The risks of mergers and acquisitions
The problem with deals is that they are nearly always led by the financials – and dare I say it, a lot of egos. David Thurkettle of PwC last analysed the state of law firms a few years ago and said too many were trying to merge to improve profitability. Too often mergers are done to solve the wrong problems.
In my view, the key risks of mergers and acquisitions are
Sensitivities and egos. The classic is this issue of talking about a ‘merger’ when it is perfectly clear to everyone that it is a take-over. If you can’t be honest pre-deal, you have created a Pandora’s Box to open post-deal
Everyone wants to be on the ‘winning’ side and will position themselves to be on the board, the head of their department, the key person for their expertise
What have you bought?
Skeletons in the cupboard. Poor due diligence is usually to blame – and often failing to take references and sound out clients and others about how they rate key people and directors
Does the talk match the walk?
Both ceos and their PR teams create a vision that looks good in the press release but in the end proves difficult to deliver in reality. Look at the words used in these two merger press releases:
“…created one of the strongest firms focused on the mid-market, with the breadth and depth to work with ambitious businesses that want exceptional service and access to impressive UK and worldwide networks…” (BDO and PKF)
“This transaction offers us the opportunity to better serve customers by adapting more quickly to evolving shopping preferences in diverse regions across the country” (Albertson’s and Safeway)

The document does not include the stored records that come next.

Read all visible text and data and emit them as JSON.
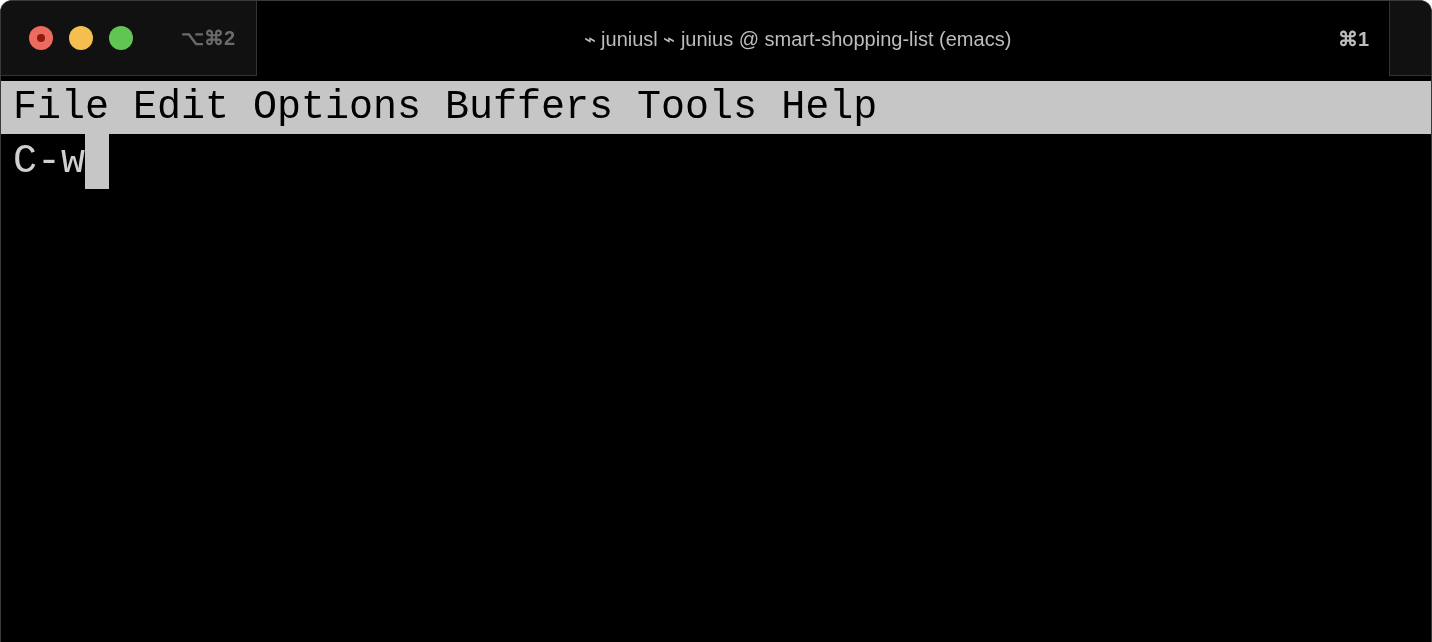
{
  "tabs": [
    {
      "label": "⌥⌘2",
      "selected": false
    },
    {
      "title": "⌁ juniusl ⌁ junius @ smart-shopping-list (emacs)",
      "label": "⌘1",
      "selected": true
    }
  ],
  "menu_bar": [
    "File",
    "Edit",
    "Options",
    "Buffers",
    "Tools",
    "Help"
  ],
  "buffer": {
    "text": "C-w",
    "cursor": true
  }
}
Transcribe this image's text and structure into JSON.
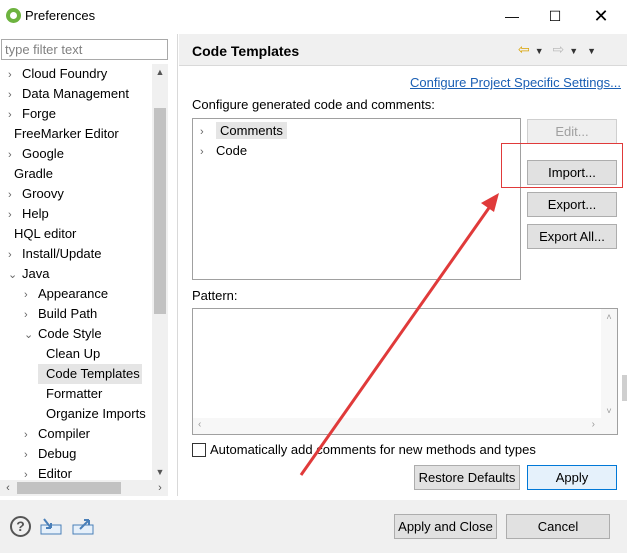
{
  "window": {
    "title": "Preferences",
    "minimize": "—",
    "maximize": "☐",
    "close": "✕"
  },
  "filter": {
    "placeholder": "type filter text"
  },
  "tree": {
    "items": [
      {
        "label": "Cloud Foundry",
        "arrow": "›",
        "level": 0
      },
      {
        "label": "Data Management",
        "arrow": "›",
        "level": 0
      },
      {
        "label": "Forge",
        "arrow": "›",
        "level": 0
      },
      {
        "label": "FreeMarker Editor",
        "arrow": "",
        "level": 0
      },
      {
        "label": "Google",
        "arrow": "›",
        "level": 0
      },
      {
        "label": "Gradle",
        "arrow": "",
        "level": 0
      },
      {
        "label": "Groovy",
        "arrow": "›",
        "level": 0
      },
      {
        "label": "Help",
        "arrow": "›",
        "level": 0
      },
      {
        "label": "HQL editor",
        "arrow": "",
        "level": 0
      },
      {
        "label": "Install/Update",
        "arrow": "›",
        "level": 0
      },
      {
        "label": "Java",
        "arrow": "⌄",
        "level": 0
      },
      {
        "label": "Appearance",
        "arrow": "›",
        "level": 1
      },
      {
        "label": "Build Path",
        "arrow": "›",
        "level": 1
      },
      {
        "label": "Code Style",
        "arrow": "⌄",
        "level": 1
      },
      {
        "label": "Clean Up",
        "arrow": "",
        "level": 2
      },
      {
        "label": "Code Templates",
        "arrow": "",
        "level": 2,
        "selected": true
      },
      {
        "label": "Formatter",
        "arrow": "",
        "level": 2
      },
      {
        "label": "Organize Imports",
        "arrow": "",
        "level": 2
      },
      {
        "label": "Compiler",
        "arrow": "›",
        "level": 1
      },
      {
        "label": "Debug",
        "arrow": "›",
        "level": 1
      },
      {
        "label": "Editor",
        "arrow": "›",
        "level": 1
      }
    ]
  },
  "page": {
    "title": "Code Templates",
    "link": "Configure Project Specific Settings...",
    "section_label": "Configure generated code and comments:",
    "templates": [
      {
        "label": "Comments",
        "selected": true
      },
      {
        "label": "Code",
        "selected": false
      }
    ],
    "buttons": {
      "edit": "Edit...",
      "import": "Import...",
      "export": "Export...",
      "export_all": "Export All..."
    },
    "pattern_label": "Pattern:",
    "auto_comments": "Automatically add comments for new methods and types",
    "restore_defaults": "Restore Defaults",
    "apply": "Apply"
  },
  "footer": {
    "apply_close": "Apply and Close",
    "cancel": "Cancel",
    "help": "?"
  },
  "colors": {
    "annotation": "#e03a3a",
    "link": "#1a5fb4",
    "spring": "#6db33f"
  }
}
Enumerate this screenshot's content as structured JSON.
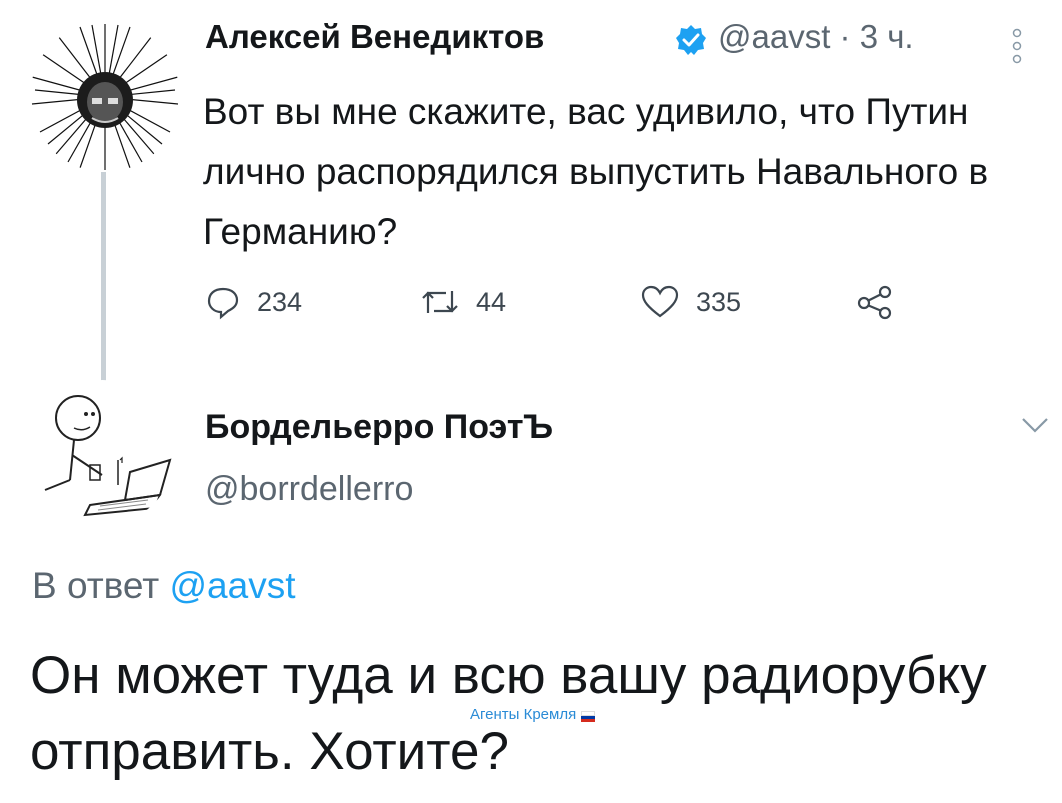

When have you ever seen two businesses with exactly the same cultures? A speaker at the FT conference I organised years ago said that most mergers failed because of the people side and as Deloitte’s report shows, continues to be a critical issue. Culture clashes are one of the biggest risks – which start with a failure to map the cultures of the two organisations and agree how the new combined business should operate. Should it be entrepreneurial and quick decision-making or thoughtful and thorough; fun or traditional; local or international and more
In the heady days of getting the deal done, many of the signatories may know that there will have to be cost-cutting and redundancies, but in the first raw days after the deal often avoid talking about this. Even if there are genuinely no plans for redundancies initially, these can become needed later or you find good people and good teams start leaving. I remember going round all my division on the day after the Ernst & Young merger was finalised and talking to each department to outline the vision and confirming there were no plans for redundancies. I genuinely believed what I was saying. Joe, who was nearing retirement, said in a kindly way ‘boss, sure you mean it but you tell me where are the partners left from….?” and rattled off a dozen names from firms that had merged over the years to create ours. I was still relatively young and gut instinct at that moment told me Joe knew a great deal more than I did.
Not grasping the big issues – It is rare in a business that the troops don’t know what needs to be done as much as management. Management teams can quickly lose respect and employees become demotivated with the water cooler chat of ‘I knew it wouldn’t work’
It is very easy with a complex deal to be a year on and little has changed and certainly the vision is not delivered.
In my next blog, 5 inside secrets to successful mergers and acquisitions, I share my thoughts on how to avoid these problems and ensure your merger or acquisition is successful. And communication is at the heart of this.